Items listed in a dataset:
━━━━━━━━━━━━━━━━━━━━━━━━━━━━━━

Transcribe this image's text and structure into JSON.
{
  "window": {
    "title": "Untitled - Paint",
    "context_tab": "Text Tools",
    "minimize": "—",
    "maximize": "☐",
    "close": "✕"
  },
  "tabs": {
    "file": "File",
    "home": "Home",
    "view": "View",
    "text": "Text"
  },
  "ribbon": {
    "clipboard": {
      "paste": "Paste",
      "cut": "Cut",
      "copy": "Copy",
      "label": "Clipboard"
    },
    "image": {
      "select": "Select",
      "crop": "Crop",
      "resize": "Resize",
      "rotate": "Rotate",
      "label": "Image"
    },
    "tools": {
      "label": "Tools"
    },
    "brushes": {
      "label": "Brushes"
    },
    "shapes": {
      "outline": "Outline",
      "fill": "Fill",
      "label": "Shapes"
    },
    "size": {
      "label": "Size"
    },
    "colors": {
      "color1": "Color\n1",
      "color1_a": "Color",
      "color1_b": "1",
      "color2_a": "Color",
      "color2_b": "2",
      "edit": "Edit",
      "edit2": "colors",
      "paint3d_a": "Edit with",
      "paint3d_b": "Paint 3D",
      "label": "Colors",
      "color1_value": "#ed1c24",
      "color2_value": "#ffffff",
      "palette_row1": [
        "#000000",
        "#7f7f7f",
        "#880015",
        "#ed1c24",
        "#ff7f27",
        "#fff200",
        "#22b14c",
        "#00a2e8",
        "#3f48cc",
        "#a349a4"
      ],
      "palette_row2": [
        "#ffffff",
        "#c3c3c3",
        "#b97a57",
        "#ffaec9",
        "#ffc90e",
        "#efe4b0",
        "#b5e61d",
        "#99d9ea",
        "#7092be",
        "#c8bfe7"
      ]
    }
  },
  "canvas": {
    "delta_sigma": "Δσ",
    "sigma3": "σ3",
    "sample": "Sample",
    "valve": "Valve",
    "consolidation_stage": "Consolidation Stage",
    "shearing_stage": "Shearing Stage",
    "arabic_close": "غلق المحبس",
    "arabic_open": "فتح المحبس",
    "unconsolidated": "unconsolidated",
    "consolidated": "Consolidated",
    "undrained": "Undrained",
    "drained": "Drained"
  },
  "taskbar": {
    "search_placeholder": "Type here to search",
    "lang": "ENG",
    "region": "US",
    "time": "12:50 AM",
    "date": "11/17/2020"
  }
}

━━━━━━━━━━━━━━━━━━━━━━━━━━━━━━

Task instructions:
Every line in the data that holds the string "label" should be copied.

Task result:
      "label": "Clipboard"
      "label": "Image"
      "label": "Tools"
      "label": "Brushes"
      "label": "Shapes"
      "label": "Size"
      "label": "Colors",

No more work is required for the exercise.